Somewhat begrudgingly, the Legislative Council Wednesday approved a $192.5 million budget that raises taxes by more than two mills but makes a heafty contribution to the town's pension fund.
"I don't think there's anyone at this table who wanted a two mill raise in taxes," said Councilwoman-at-Large Carol Noble. But it was necessary in order to continue to provide the services residents now receive which, she said, are among the best in the region.
The budget carries a 37.1370 mill rate, 2.3699 mills more than the current 34.7671 rate. That means that for every $1,000 of assessment, homeowners will pay about $37.14. Assessments are 70 percent of appraised fair market value. For the average home assessed at $175,000, the new tax bill will be $6,498.97, $414.73 more than the current $6,084.24 bill.
Only council members Austin Cesare and Betty Wetmore, both R-At Large, Colaiacovo, D-7 and Harry Gagliardi, D-2, voted against the budget. Wetmore said she could not vote for a budget that would have such a devastating affect on senior citizens on fixed incomes.

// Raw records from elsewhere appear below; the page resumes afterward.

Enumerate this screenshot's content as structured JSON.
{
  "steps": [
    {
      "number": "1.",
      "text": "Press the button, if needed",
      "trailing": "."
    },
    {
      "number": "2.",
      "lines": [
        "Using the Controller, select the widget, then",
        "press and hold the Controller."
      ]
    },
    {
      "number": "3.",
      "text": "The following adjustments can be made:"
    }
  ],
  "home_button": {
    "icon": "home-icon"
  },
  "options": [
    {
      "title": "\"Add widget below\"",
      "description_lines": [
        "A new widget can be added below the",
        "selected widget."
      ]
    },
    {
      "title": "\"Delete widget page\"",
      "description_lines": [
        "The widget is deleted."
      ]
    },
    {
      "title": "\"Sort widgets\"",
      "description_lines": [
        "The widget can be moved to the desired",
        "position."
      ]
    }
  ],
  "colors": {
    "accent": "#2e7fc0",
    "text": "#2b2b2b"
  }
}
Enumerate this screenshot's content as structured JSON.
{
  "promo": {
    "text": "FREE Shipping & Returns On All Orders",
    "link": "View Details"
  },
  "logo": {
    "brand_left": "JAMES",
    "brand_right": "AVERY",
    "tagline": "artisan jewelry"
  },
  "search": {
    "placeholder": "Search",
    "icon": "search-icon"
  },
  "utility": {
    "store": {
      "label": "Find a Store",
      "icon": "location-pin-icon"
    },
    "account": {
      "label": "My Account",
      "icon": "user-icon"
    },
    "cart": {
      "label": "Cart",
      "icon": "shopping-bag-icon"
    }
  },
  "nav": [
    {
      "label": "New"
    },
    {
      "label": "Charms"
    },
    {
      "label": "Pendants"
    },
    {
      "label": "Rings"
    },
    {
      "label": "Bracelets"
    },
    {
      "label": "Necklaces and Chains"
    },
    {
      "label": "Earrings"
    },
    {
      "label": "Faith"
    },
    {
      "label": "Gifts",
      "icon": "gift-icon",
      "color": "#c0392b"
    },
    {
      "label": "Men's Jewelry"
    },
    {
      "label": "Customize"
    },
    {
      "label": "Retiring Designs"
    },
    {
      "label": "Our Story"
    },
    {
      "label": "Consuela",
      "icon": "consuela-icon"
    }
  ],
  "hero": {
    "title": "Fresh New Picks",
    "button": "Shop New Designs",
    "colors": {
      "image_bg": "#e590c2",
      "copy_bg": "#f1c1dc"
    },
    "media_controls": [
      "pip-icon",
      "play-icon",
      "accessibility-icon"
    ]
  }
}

"I work with a lot of seniors and this is a very burden," she said. "This will be a very hard budget for them to swallow."
"This is going to kill a lot of people," Colaiacovo agreed.
The council went along with Mayor Scott Jackson's recommended $9.3 million contribution to the pension fund and added another $40,000 to it. The budget also has figured in an early retirement package earmarked to save $1.2 million. If that isn't achieved, layoffs are a possibility, town officials said.
"The mill rate is increasing primarily because of the pension fund," Councilwoman Kath Schomaker, D-5, said. "We are committed to solving the pension problem beginning with this budget."
While the contribution to the flailing fund is considerable, it's still $10 million less than the town's fiscal advisers recommended.
The council increased Jackson's $1 million allocation to the Emergency and Contingency Fund to $1.5 million, but said that didn't give departments license to spend.
"We want departments to stick to their budgets," Schomaker said, "unless there is a really good reason to change it."
"We are not going to satisfy everyone with this budget, and even among ourselves everything here is not the way all of us would like it, but we did the best we could," Councilman Ozzie Brown, D-3. "We did what we had to do, and if we didn't do it, it would have pushed us deeper and deeper."
Despite rumors that the council would look to the Board of Education budget for cuts, ultimately Jackson's $80.3 million allocation survived.